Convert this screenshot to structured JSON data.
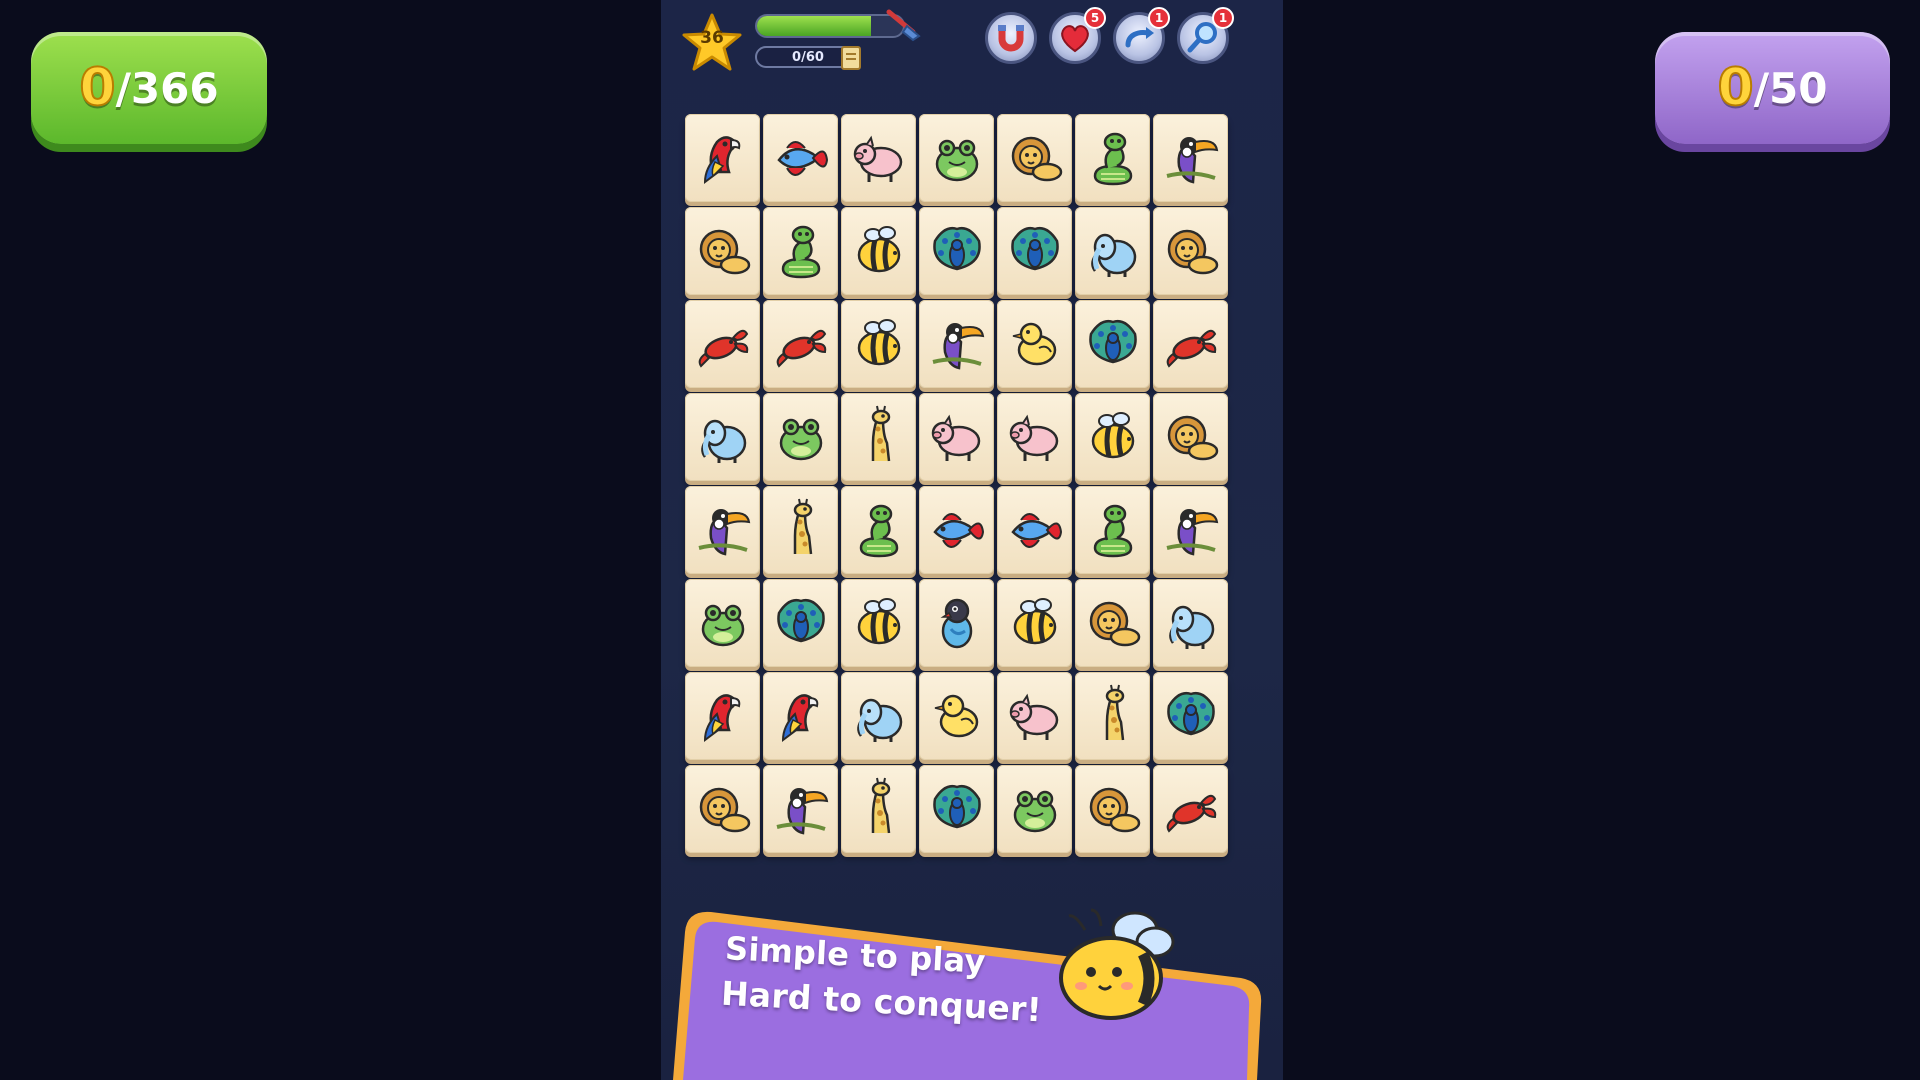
{
  "score_counter": {
    "current": "0",
    "total": "/366"
  },
  "goal_counter": {
    "current": "0",
    "total": "/50"
  },
  "hud": {
    "level": "36",
    "moves_text": "0/60",
    "progress": 0.78,
    "powerups": [
      {
        "name": "hint-powerup",
        "icon": "magnet-icon",
        "badge": ""
      },
      {
        "name": "life-powerup",
        "icon": "heart-icon",
        "badge": "5"
      },
      {
        "name": "shuffle-powerup",
        "icon": "shuffle-icon",
        "badge": "1"
      },
      {
        "name": "search-powerup",
        "icon": "magnifier-icon",
        "badge": "1"
      }
    ]
  },
  "board": {
    "columns": 7,
    "tiles": [
      "parrot",
      "fish",
      "pig",
      "frog",
      "lion",
      "snake",
      "toucan",
      "lion",
      "snake",
      "bee",
      "peacock",
      "peacock",
      "elephant",
      "lion",
      "lobster",
      "lobster",
      "bee",
      "toucan",
      "chick",
      "peacock",
      "lobster",
      "elephant",
      "frog",
      "giraffe",
      "pig",
      "pig",
      "bee",
      "lion",
      "toucan",
      "giraffe",
      "snake",
      "fish",
      "fish",
      "snake",
      "toucan",
      "frog",
      "peacock",
      "bee",
      "lovebird",
      "bee",
      "lion",
      "elephant",
      "parrot",
      "parrot",
      "elephant",
      "chick",
      "pig",
      "giraffe",
      "peacock",
      "lion",
      "toucan",
      "giraffe",
      "peacock",
      "frog",
      "lion",
      "lobster"
    ]
  },
  "banner": {
    "line1": "Simple to play",
    "line2": "Hard to conquer!"
  },
  "colors": {
    "board_bg": "#1c2547",
    "tile": "#fbf1dc",
    "banner_purple": "#9b6ee0",
    "banner_gold": "#f4a93a"
  }
}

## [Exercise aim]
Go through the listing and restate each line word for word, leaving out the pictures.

## [Solution to the exercise]
Convert this screenshot to structured JSON data.
{
  "score_counter": {
    "current": "0",
    "total": "/366"
  },
  "goal_counter": {
    "current": "0",
    "total": "/50"
  },
  "hud": {
    "level": "36",
    "moves_text": "0/60",
    "progress": 0.78,
    "powerups": [
      {
        "name": "hint-powerup",
        "icon": "magnet-icon",
        "badge": ""
      },
      {
        "name": "life-powerup",
        "icon": "heart-icon",
        "badge": "5"
      },
      {
        "name": "shuffle-powerup",
        "icon": "shuffle-icon",
        "badge": "1"
      },
      {
        "name": "search-powerup",
        "icon": "magnifier-icon",
        "badge": "1"
      }
    ]
  },
  "board": {
    "columns": 7,
    "tiles": [
      "parrot",
      "fish",
      "pig",
      "frog",
      "lion",
      "snake",
      "toucan",
      "lion",
      "snake",
      "bee",
      "peacock",
      "peacock",
      "elephant",
      "lion",
      "lobster",
      "lobster",
      "bee",
      "toucan",
      "chick",
      "peacock",
      "lobster",
      "elephant",
      "frog",
      "giraffe",
      "pig",
      "pig",
      "bee",
      "lion",
      "toucan",
      "giraffe",
      "snake",
      "fish",
      "fish",
      "snake",
      "toucan",
      "frog",
      "peacock",
      "bee",
      "lovebird",
      "bee",
      "lion",
      "elephant",
      "parrot",
      "parrot",
      "elephant",
      "chick",
      "pig",
      "giraffe",
      "peacock",
      "lion",
      "toucan",
      "giraffe",
      "peacock",
      "frog",
      "lion",
      "lobster"
    ]
  },
  "banner": {
    "line1": "Simple to play",
    "line2": "Hard to conquer!"
  },
  "colors": {
    "board_bg": "#1c2547",
    "tile": "#fbf1dc",
    "banner_purple": "#9b6ee0",
    "banner_gold": "#f4a93a"
  }
}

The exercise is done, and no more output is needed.